I think if I had to pick the biggest mistake that a mother could make with her son (and my biggest fear), it would be this emasculation process.  What exactly is emasculation of your son anyway?  Reading Wild at Heart by John Eldredge years ago really opened my eyes to what it’s like to live in a man’s world – his problems, fears, passions, and how things in childhood can really affect his masculinity later on.

Emasculation, as this book explains through it’s examples, is a mother’s not allowing her boys to make the transition from her sweet, adoring baby to a male that wants to be adventurous, wild, and even dangerous.  Not allowing him to learn to shoot a gun when he’s old enough, not allowing him to be with his dad if you’re divorced, or go on hunting trips, fishing trips, camping trips… these things are invaluable to boys and often remembered in their adulthood.

Overprotecting your son (and even your daughter) is just not good.  It gives them the message, “We don’t think you can handle this, so we’re stopping you from even trying it.”  It lets them know that you don’t have confidence in them.  You give them a confidence complex because they constantly feel that you don’t believe in them in the deepest way.

Boys especially, need that affirmation that they really can handle it.  Men have it hard in life, they are always expected by society to be able to handle anything – and this isn’t just our modern society, all throughout history men have been expected to be able to handle life as the sole provider, the frustrations of working to support ridiculously large families, and the brutality and horror of war.  If a boy is expected to be happy later in life, he needs to feel that he can handle it, he needs to know his mother believes in him.

Dads play a special role in this process as you can imagine… they are the idol to a boy.  It’s strange though, that nearly every man I’ve met has had a difficult relationship with his father (including my own brother which can show you how different siblings can even be treated).  The different ways in which dads fail to establish a good relationship with their sons is a different post altogether, but rest assured that dads have the responsibility of bestowing masculinity on their sons – as a mom, I just can’t do it.

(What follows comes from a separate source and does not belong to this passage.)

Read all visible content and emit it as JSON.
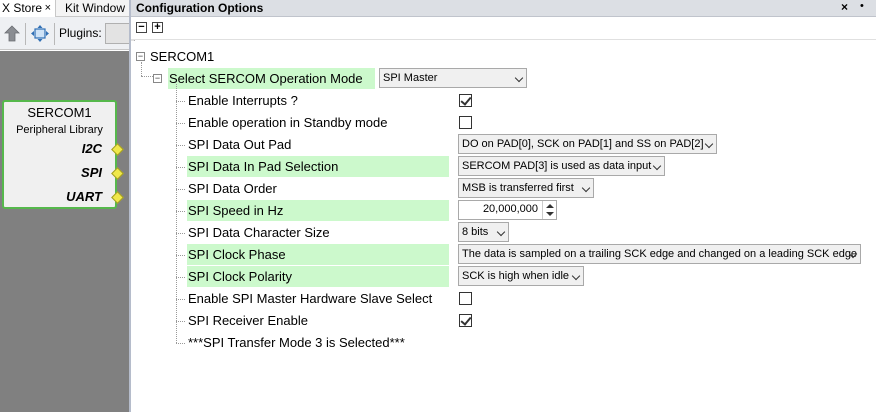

“Femininity can’t bestow Masculinity”

 

Even right now this morning as I write, my son has drawn on tattoos of crosses on his legs with his dark blue marker!  His response when I act a little shocked: Well, I like tattoos because I’m a BOY… like Daddy.

Point taken.